Entries from a dataset of interfaces
++++++

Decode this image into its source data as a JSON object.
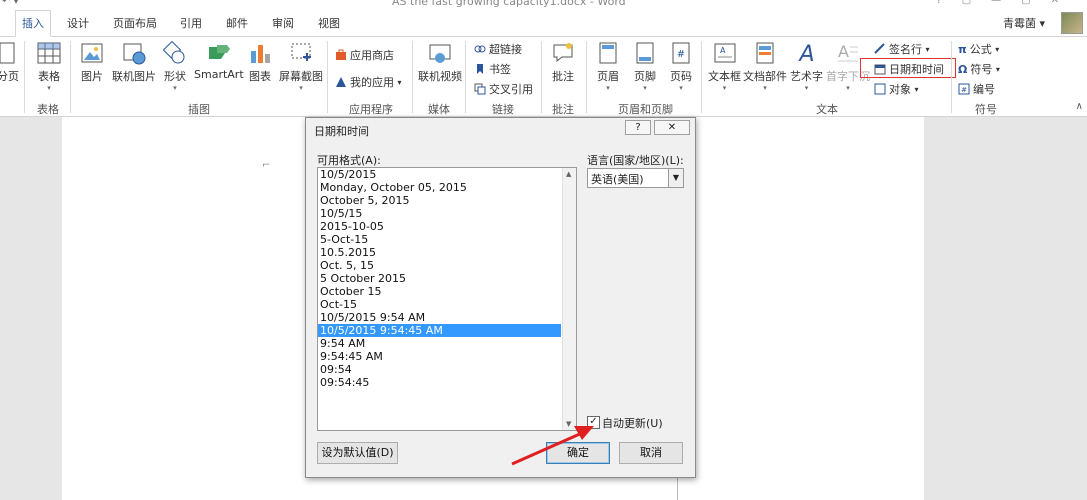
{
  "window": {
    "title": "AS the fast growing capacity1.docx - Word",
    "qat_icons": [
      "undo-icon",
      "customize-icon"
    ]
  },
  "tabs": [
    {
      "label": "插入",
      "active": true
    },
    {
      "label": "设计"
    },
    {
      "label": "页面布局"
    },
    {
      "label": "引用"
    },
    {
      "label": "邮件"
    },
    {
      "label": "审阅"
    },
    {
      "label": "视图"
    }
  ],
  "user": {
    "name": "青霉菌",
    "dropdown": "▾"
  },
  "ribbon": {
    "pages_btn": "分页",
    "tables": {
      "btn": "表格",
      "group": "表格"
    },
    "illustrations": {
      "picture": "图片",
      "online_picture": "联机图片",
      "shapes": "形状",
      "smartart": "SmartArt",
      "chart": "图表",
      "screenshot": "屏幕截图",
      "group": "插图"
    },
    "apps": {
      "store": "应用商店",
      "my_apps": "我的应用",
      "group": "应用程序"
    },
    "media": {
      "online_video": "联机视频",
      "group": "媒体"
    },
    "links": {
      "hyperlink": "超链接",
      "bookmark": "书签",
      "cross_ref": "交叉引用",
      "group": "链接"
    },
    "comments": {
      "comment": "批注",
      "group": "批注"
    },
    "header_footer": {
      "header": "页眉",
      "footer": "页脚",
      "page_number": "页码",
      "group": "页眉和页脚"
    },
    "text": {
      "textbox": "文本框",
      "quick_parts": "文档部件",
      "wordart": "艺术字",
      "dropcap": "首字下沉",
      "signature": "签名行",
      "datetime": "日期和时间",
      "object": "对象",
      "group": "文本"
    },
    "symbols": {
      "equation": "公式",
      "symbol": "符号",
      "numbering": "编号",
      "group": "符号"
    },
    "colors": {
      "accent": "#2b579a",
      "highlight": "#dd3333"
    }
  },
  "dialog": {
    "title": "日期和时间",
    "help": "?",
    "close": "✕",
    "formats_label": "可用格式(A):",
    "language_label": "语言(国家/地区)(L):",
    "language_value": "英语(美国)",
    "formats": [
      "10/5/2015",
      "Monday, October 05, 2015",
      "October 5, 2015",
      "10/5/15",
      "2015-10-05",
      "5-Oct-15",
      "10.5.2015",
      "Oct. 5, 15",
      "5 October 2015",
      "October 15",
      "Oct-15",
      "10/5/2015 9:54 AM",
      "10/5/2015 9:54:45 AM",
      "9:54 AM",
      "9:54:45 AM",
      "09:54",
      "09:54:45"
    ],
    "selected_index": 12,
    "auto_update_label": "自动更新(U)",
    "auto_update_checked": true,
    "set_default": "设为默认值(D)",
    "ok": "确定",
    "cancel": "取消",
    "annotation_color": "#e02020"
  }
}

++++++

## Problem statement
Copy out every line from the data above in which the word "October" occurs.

## Written solution
      "Monday, October 05, 2015",
      "October 5, 2015",
      "5 October 2015",
      "October 15",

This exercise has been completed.